BRIEF
Restate all of the entries verbatim.

INFORMATION SUPPLIED
------------------------------------------------------------------------

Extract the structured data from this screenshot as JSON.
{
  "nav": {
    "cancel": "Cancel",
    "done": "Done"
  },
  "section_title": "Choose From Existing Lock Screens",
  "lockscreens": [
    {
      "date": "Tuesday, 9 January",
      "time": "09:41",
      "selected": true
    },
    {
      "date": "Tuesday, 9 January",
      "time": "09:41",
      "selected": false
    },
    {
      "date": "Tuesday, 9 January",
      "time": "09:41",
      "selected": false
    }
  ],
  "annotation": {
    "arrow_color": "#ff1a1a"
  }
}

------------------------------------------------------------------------

SOLUTION FOR THIS EXERCISE
Extract the structured data from this screenshot as JSON.
{
  "nav": {
    "cancel": "Cancel",
    "done": "Done"
  },
  "section_title": "Choose From Existing Lock Screens",
  "lockscreens": [
    {
      "date": "Tuesday, 9 January",
      "time": "09:41",
      "selected": true
    },
    {
      "date": "Tuesday, 9 January",
      "time": "09:41",
      "selected": false
    },
    {
      "date": "Tuesday, 9 January",
      "time": "09:41",
      "selected": false
    }
  ],
  "annotation": {
    "arrow_color": "#ff1a1a"
  }
}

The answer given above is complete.